▸ Materials provided:
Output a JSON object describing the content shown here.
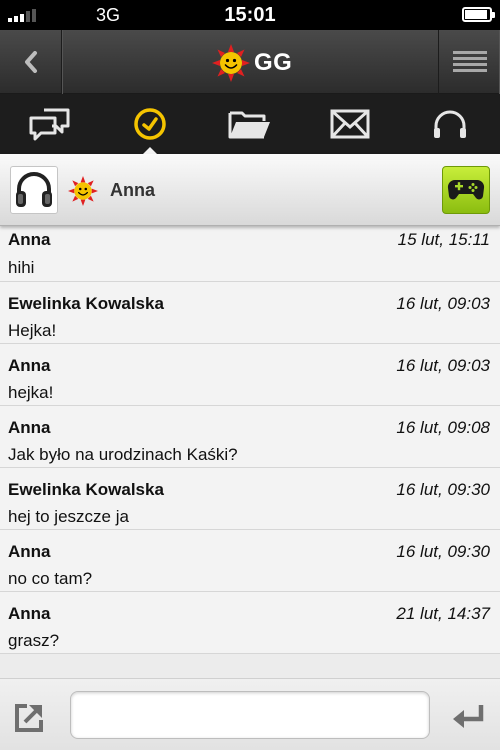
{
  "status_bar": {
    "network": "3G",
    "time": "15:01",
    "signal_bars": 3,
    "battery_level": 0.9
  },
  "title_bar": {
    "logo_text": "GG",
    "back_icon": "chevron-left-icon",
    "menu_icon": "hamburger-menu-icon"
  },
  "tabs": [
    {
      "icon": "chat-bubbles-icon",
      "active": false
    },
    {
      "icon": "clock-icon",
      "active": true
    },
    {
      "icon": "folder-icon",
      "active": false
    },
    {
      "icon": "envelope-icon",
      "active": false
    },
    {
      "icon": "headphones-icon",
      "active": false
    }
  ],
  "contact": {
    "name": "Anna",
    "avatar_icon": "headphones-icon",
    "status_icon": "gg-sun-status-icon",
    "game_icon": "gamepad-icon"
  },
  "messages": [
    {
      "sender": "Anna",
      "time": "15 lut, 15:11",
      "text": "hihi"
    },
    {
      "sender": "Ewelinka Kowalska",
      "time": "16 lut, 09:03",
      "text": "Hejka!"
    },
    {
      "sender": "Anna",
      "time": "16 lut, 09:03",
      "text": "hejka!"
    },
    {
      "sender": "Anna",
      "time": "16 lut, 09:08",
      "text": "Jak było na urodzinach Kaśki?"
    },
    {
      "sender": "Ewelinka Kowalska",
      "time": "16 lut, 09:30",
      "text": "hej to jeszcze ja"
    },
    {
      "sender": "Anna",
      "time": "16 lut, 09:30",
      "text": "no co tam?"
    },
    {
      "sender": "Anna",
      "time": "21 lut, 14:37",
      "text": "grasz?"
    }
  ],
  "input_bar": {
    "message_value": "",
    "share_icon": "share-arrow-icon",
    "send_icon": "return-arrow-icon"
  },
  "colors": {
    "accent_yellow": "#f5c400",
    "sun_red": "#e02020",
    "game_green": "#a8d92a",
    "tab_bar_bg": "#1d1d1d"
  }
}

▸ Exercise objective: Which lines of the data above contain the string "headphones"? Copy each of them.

▸ Task answer:
      "icon": "headphones-icon",
    "avatar_icon": "headphones-icon",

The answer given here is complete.